There is, of course, an undoubted place for non-academic historians in the field of historical non-fiction. While I don’t really go in for Peter FitzSimons, Alison Weir, Peter Ackroyd and the like, they write popular history which sells out the wazoo and contributes to historical literacy. Even of the books on this site, Fortress Israel is a creditable work from an investigative journalist, Ghost Wars is fantastic and The Radium Girls plays beautifully with historical fact and novelistic sensibility. The problems arise when non-historians refuse to engage with the discipline in any serious way.

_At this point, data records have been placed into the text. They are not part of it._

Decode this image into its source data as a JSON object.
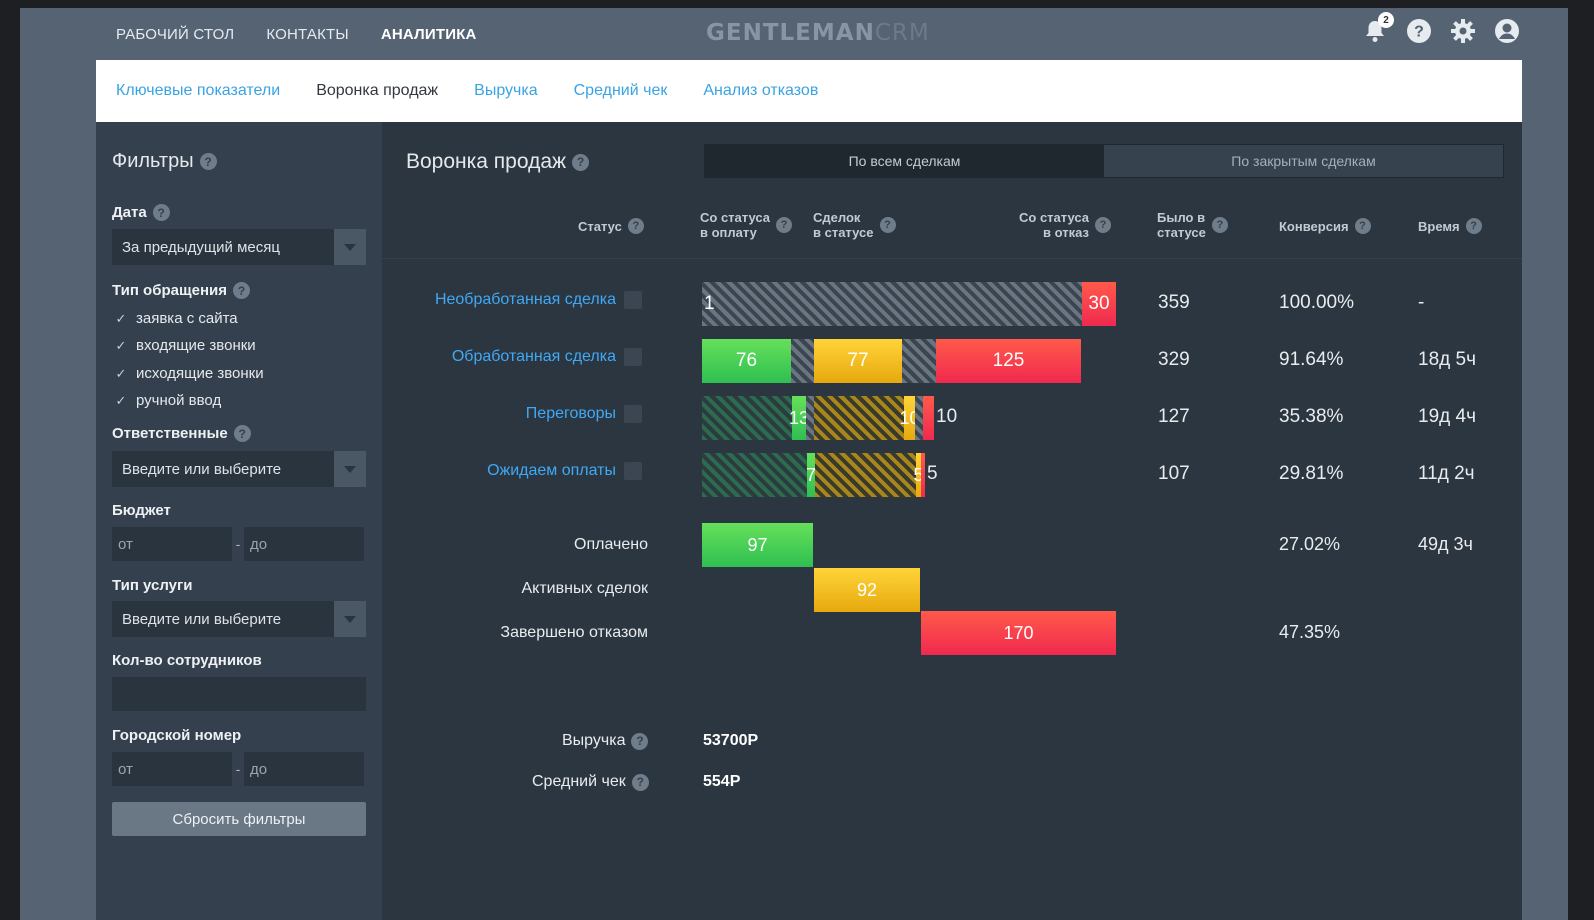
{
  "topnav": {
    "items": [
      "РАБОЧИЙ СТОЛ",
      "КОНТАКТЫ",
      "АНАЛИТИКА"
    ],
    "active_index": 2,
    "brand_bold": "GENTLEMAN",
    "brand_light": "CRM",
    "notification_count": "2",
    "icons": [
      "bell-icon",
      "help-icon",
      "gear-icon",
      "user-icon"
    ]
  },
  "subtabs": [
    "Ключевые показатели",
    "Воронка продаж",
    "Выручка",
    "Средний чек",
    "Анализ отказов"
  ],
  "filters": {
    "title": "Фильтры",
    "date_label": "Дата",
    "date_value": "За предыдущий месяц",
    "type_label": "Тип обращения",
    "type_options": [
      "заявка с сайта",
      "входящие звонки",
      "исходящие звонки",
      "ручной ввод"
    ],
    "responsible_label": "Ответственные",
    "responsible_placeholder": "Введите или выберите",
    "budget_label": "Бюджет",
    "from": "от",
    "to": "до",
    "service_label": "Тип услуги",
    "service_placeholder": "Введите или выберите",
    "employees_label": "Кол-во сотрудников",
    "city_label": "Городской номер",
    "reset": "Сбросить фильтры"
  },
  "funnel": {
    "title": "Воронка продаж",
    "toggle": [
      "По всем сделкам",
      "По закрытым сделкам"
    ],
    "headers": {
      "status": "Статус",
      "to_paid": [
        "Со статуса",
        "в оплату"
      ],
      "in_status": [
        "Сделок",
        "в статусе"
      ],
      "to_reject": [
        "Со статуса",
        "в отказ"
      ],
      "was_in": [
        "Было в",
        "статусе"
      ],
      "conversion": "Конверсия",
      "time": "Время"
    },
    "rows": [
      {
        "name": "Необработанная сделка",
        "paid": "1",
        "reject": "30",
        "total": "359",
        "conv": "100.00%",
        "time": "-"
      },
      {
        "name": "Обработанная сделка",
        "paid": "76",
        "active": "77",
        "reject": "125",
        "total": "329",
        "conv": "91.64%",
        "time": "18д 5ч"
      },
      {
        "name": "Переговоры",
        "paid": "13",
        "active": "10",
        "reject": "10",
        "total": "127",
        "conv": "35.38%",
        "time": "19д 4ч"
      },
      {
        "name": "Ожидаем оплаты",
        "paid": "7",
        "active": "5",
        "reject": "5",
        "total": "107",
        "conv": "29.81%",
        "time": "11д 2ч"
      }
    ],
    "summary": [
      {
        "name": "Оплачено",
        "value": "97",
        "conv": "27.02%",
        "time": "49д 3ч"
      },
      {
        "name": "Активных сделок",
        "value": "92"
      },
      {
        "name": "Завершено отказом",
        "value": "170",
        "conv": "47.35%"
      }
    ],
    "revenue_label": "Выручка",
    "revenue_value": "53700Р",
    "avg_label": "Средний чек",
    "avg_value": "554Р"
  },
  "colors": {
    "green": "#2fbf52",
    "yellow": "#e6a90e",
    "red": "#f0294f",
    "link": "#3fa9f5"
  }
}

As Anand Giridharadas at the New York Times notes, Upheaval is riddled with the kinds of sloppy errors a rudimentary fact-check should have caught. I can’t speak for other chapters, but the section on Australia is …. interesting. The sad thing is that the list of papers and materials included in the back (no footnotes of course) includes very some solid work by reputable historians and none of appears to have penetrated. Any serious engagement with Stuart Macintyre, for instance, would have headed off some particularly asinine commentary on ANZAC Day.**

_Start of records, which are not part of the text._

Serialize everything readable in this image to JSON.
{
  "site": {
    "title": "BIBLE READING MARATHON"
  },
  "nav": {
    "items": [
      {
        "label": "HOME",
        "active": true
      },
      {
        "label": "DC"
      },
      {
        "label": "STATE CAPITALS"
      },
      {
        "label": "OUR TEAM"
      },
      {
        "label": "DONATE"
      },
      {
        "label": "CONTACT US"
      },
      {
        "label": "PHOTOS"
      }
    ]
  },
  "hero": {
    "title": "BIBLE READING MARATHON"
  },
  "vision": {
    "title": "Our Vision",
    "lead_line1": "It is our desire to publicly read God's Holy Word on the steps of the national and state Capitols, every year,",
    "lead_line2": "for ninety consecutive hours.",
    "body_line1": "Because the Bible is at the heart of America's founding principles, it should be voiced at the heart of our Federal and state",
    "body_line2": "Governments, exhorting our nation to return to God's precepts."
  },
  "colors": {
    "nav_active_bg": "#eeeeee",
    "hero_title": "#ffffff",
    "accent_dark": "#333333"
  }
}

More seriously, Diamond does not appear alive to the fact that “my mate told me” isn’t really sufficient evidence for a (very) broad causative theory. Time and time again he avoids engaging with normal research methodologies, archival research for instance, in favour of “I had a Japanese research assistant and she said…” or “I lived in the country for a while in 1960-something and now it’s totally different”.
Even the selection of case “studies” is lazy. His previous books adopted the methodology to good effect but here Diamond uses six/seven examples from recent (the last hundred years) crises in countries he is personally familiar with to demonstrate the effect of 13 different factors without any mention of other variables. From an evidential perspective, it is the epitome of phoning it in. If I’d written an essay this unsupported by evidence and displaying this little critical thought in undergrad, one of my lecturers would have called to check I was feeling ok.

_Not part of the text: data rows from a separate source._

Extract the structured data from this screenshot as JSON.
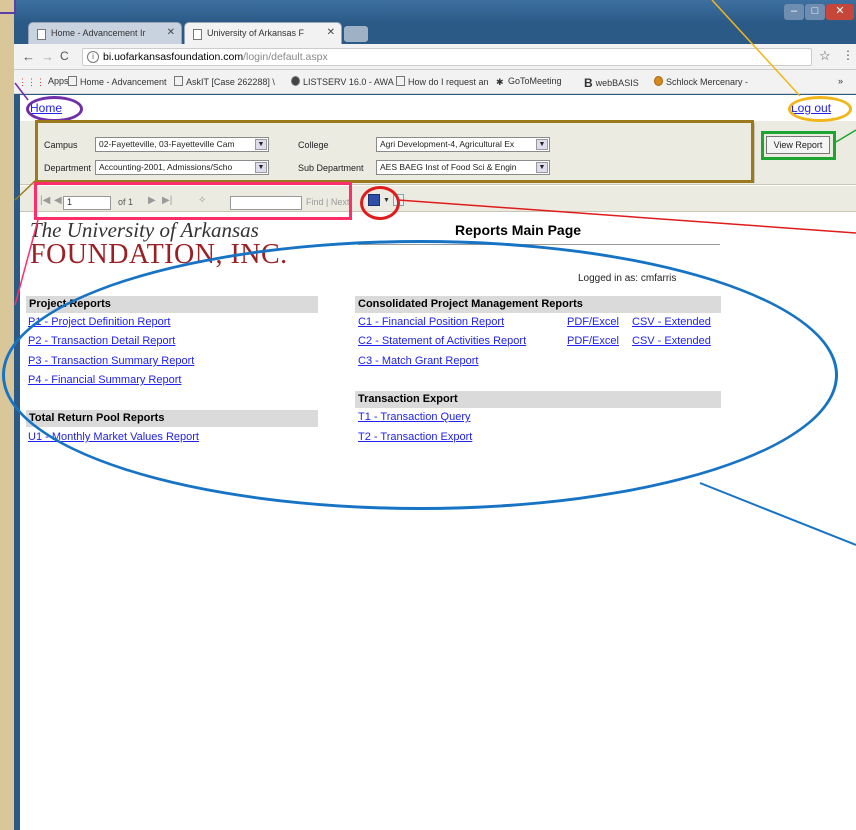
{
  "browser": {
    "tabs": [
      {
        "title": "Home - Advancement Ir"
      },
      {
        "title": "University of Arkansas F"
      }
    ],
    "url_host": "bi.uofarkansasfoundation.com",
    "url_path": "/login/default.aspx",
    "bookmarks": [
      "Apps",
      "Home - Advancement",
      "AskIT [Case 262288] \\",
      "LISTSERV 16.0 - AWA",
      "How do I request an",
      "GoToMeeting",
      "webBASIS",
      "Schlock Mercenary -",
      "»"
    ]
  },
  "topbar": {
    "home": "Home",
    "logout": "Log out"
  },
  "params": {
    "campus_label": "Campus",
    "campus_value": "02-Fayetteville, 03-Fayetteville Cam",
    "college_label": "College",
    "college_value": "Agri Development-4, Agricultural Ex",
    "department_label": "Department",
    "department_value": "Accounting-2001, Admissions/Scho",
    "subdept_label": "Sub Department",
    "subdept_value": "AES BAEG Inst of Food Sci & Engin",
    "view_report": "View Report"
  },
  "toolbar": {
    "page_value": "1",
    "of_pages": "of 1",
    "find_next": "Find | Next"
  },
  "report": {
    "logo_line1": "The University of Arkansas",
    "logo_line2": "FOUNDATION, INC.",
    "title": "Reports Main Page",
    "logged_in": "Logged in as: cmfarris",
    "project_reports": {
      "heading": "Project Reports",
      "links": [
        "P1 - Project Definition Report",
        "P2 - Transaction Detail Report",
        "P3 - Transaction Summary Report",
        "P4 - Financial Summary Report"
      ]
    },
    "total_return": {
      "heading": "Total Return Pool Reports",
      "links": [
        "U1 - Monthly Market Values Report"
      ]
    },
    "consolidated": {
      "heading": "Consolidated Project Management Reports",
      "links": [
        "C1 - Financial Position Report",
        "C2 - Statement of Activities Report",
        "C3 - Match Grant Report"
      ],
      "pdf_excel": "PDF/Excel",
      "csv_extended": "CSV - Extended"
    },
    "transaction_export": {
      "heading": "Transaction Export",
      "links": [
        "T1 - Transaction Query",
        "T2 - Transaction Export"
      ]
    }
  },
  "colors": {
    "annotation_home": "#6f2fa8",
    "annotation_logout": "#f2b61a",
    "annotation_params": "#9c7a1c",
    "annotation_view_report": "#1ea531",
    "annotation_navigation": "#ff2d6a",
    "annotation_export": "#e01b1b",
    "annotation_reports": "#1773c4",
    "link": "#2222ee",
    "logo_red": "#9b2025"
  }
}
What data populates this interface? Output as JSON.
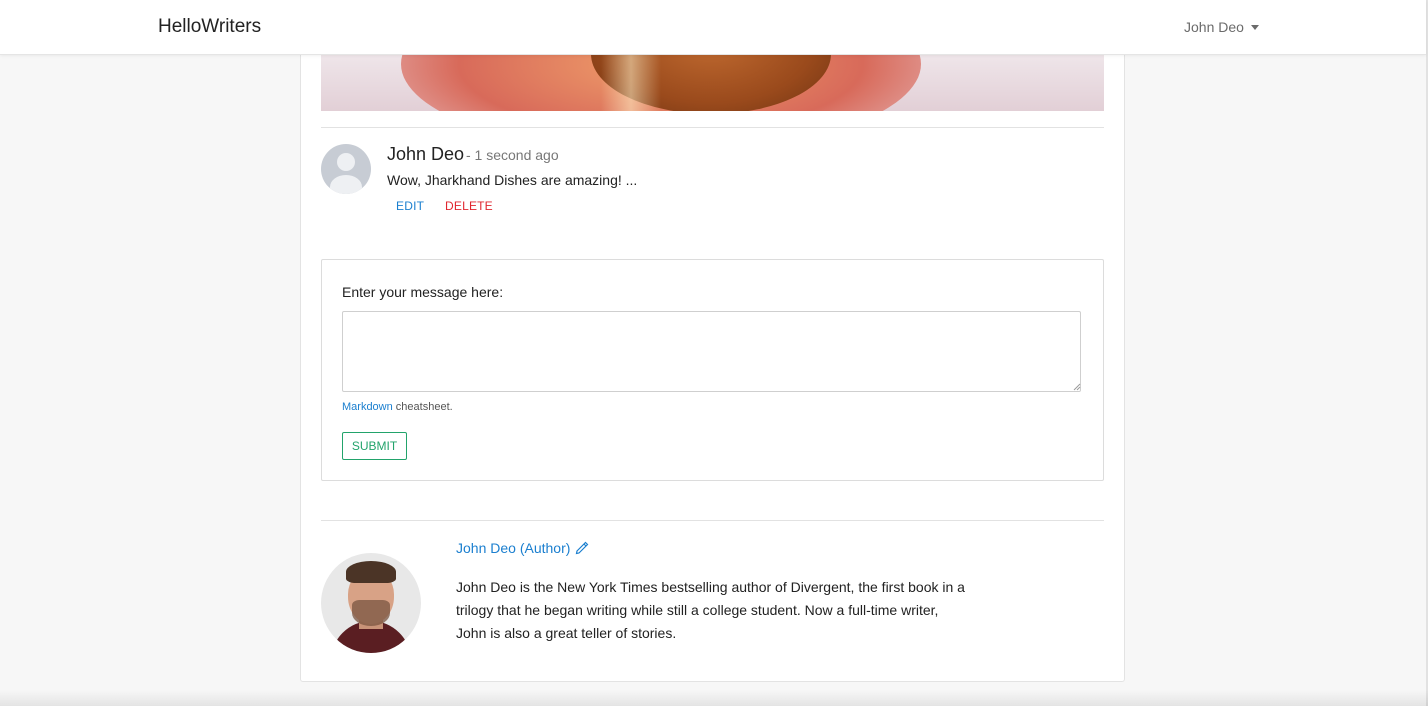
{
  "navbar": {
    "brand": "HelloWriters",
    "user_name": "John Deo"
  },
  "comment": {
    "author": "John Deo",
    "time": "- 1 second ago",
    "text": "Wow, Jharkhand Dishes are amazing! ...",
    "edit_label": "EDIT",
    "delete_label": "DELETE"
  },
  "comment_form": {
    "label": "Enter your message here:",
    "message_value": "",
    "help_link": "Markdown",
    "help_suffix": " cheatsheet.",
    "submit_label": "SUBMIT"
  },
  "author_box": {
    "name": "John Deo (Author)",
    "bio": "John Deo is the New York Times bestselling author of Divergent, the first book in a trilogy that he began writing while still a college student. Now a full-time writer, John is also a great teller of stories."
  },
  "colors": {
    "link": "#1b7fcf",
    "delete": "#e0262e",
    "submit": "#22a36b"
  },
  "icons": [
    "caret-down-icon",
    "pencil-icon",
    "user-placeholder-icon",
    "resize-grip-icon"
  ]
}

Upheaval is, to be fair, far from the only deeply irritating example of this genre. Steven Pinker’s practically unreadable The Better Angels of Our Nature, for example, asserts that violence has declined in human societies on the basis of questionable statistical modelling and:
the failure to genuinely engage with historical methodologies; the unquestioning use of dubious sources; the tendency to exaggerate the violence of the past in order to contrast it with the supposed peacefulness of the modern era; the creation of a number of straw men, which Pinker then goes on to debunk; and its extraordinarily Western-centric, not to say Whiggish, view of the world.***
Pinker should probably get some credit for creating interest in a topic which previously didn’t get much attention but when you have the platform Pinker or Diamond has, a bit of rigour doesn’t seem too much to ask for.
In all honesty, I got about 150 pages into Better Angels and decided life was too short. I will say the same of Upheaval. At one point, Diamond comes right out and says that quantitative research into his crisis recovery thesis was too hard and will need to be conducted by others further down the track. I’ll pay serious attention if that work is done but this book alone does not deserve time in your life or a place on your shelf.
* From memory – it’s been a while since I read it. Note that many of his conclusions have been challenged.
** And don’t even get me started on the bloody wine recommendations…